“If they’ve already been sexually active I’d encourage you to speak with them about getting an STI test before heading off and most certainly having one on their return. It’s all part of being a responsible adult who is engaging in adult things.”
How can parents help?
Of course for many families, talking about sex with their teens doesn’t come so easily, but by normalising the subject and addressing the matter in a calm and factual way, parents can minimise the embarrassment and ensure their teens don’t run away.
“Ensure they have – or have access to – a supply of condoms, as these are the most effective way of preventing STIs,” Dr Riddle encourages, while also adding that young women should also talk to their GP about contraception without relying solely on condoms for protection against unwanted pregnancy.
Downloading the Stigma Health app is also a convenient way to keep on top of sexual health, without the teen feeling embarrassed.
“We have really tackled much of this head-on by offering telehealth consults and we also have a bulk-billing option available for those suitable,” Dr Riddle shares.
“The app makes it even more accessible and keeps it top of mind when it’s sitting on the one item that teens don’t leave home without – their mobile phone.
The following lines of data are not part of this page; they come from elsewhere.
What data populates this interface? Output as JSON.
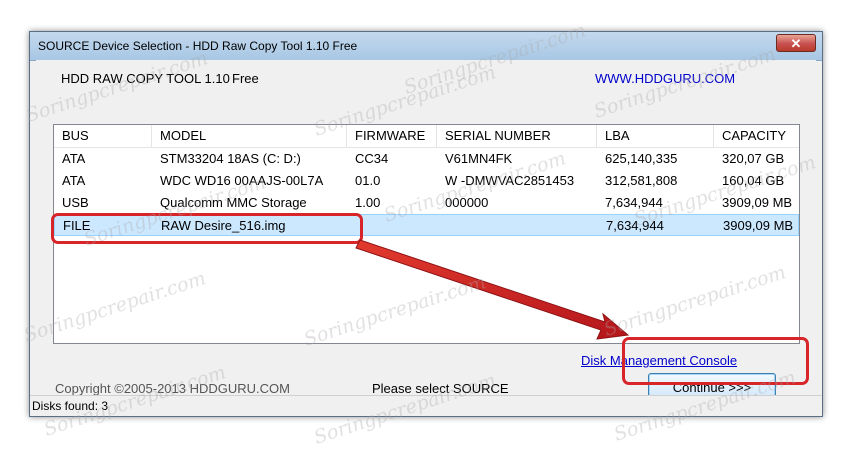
{
  "window": {
    "title": "SOURCE Device Selection - HDD Raw Copy Tool 1.10   Free",
    "close_icon": "close-icon"
  },
  "header": {
    "app_name": "HDD RAW COPY TOOL 1.10",
    "free_label": "Free",
    "website": "WWW.HDDGURU.COM"
  },
  "device_table": {
    "columns": [
      "BUS",
      "MODEL",
      "FIRMWARE",
      "SERIAL NUMBER",
      "LBA",
      "CAPACITY"
    ],
    "rows": [
      {
        "bus": "ATA",
        "model": "STM33204 18AS (C: D:)",
        "firmware": "CC34",
        "serial": "V61MN4FK",
        "lba": "625,140,335",
        "capacity": "320,07 GB"
      },
      {
        "bus": "ATA",
        "model": "WDC WD16 00AAJS-00L7A",
        "firmware": "01.0",
        "serial": "W -DMWVAC2851453",
        "lba": "312,581,808",
        "capacity": "160,04 GB"
      },
      {
        "bus": "USB",
        "model": "Qualcomm MMC Storage",
        "firmware": "1.00",
        "serial": "000000",
        "lba": "7,634,944",
        "capacity": "3909,09 MB"
      },
      {
        "bus": "FILE",
        "model": "RAW Desire_516.img",
        "firmware": "",
        "serial": "",
        "lba": "7,634,944",
        "capacity": "3909,09 MB"
      }
    ],
    "selected_row_index": 3
  },
  "footer": {
    "copyright": "Copyright ©2005-2013 HDDGURU.COM",
    "status_message": "Please select SOURCE",
    "disk_management_link": "Disk Management Console",
    "continue_label": "Continue >>>"
  },
  "statusbar": {
    "disks_found": "Disks found: 3"
  },
  "annotation": {
    "highlight_color": "#d7252a"
  },
  "watermark_text": "Soringpcrepair.com"
}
“Education is still a really important part of changing perceptions of STI risks in the community so more conversations like this are critical and the rise in cases has been partly attributed to the lack of it during the pandemic as well as people not visiting their GP.”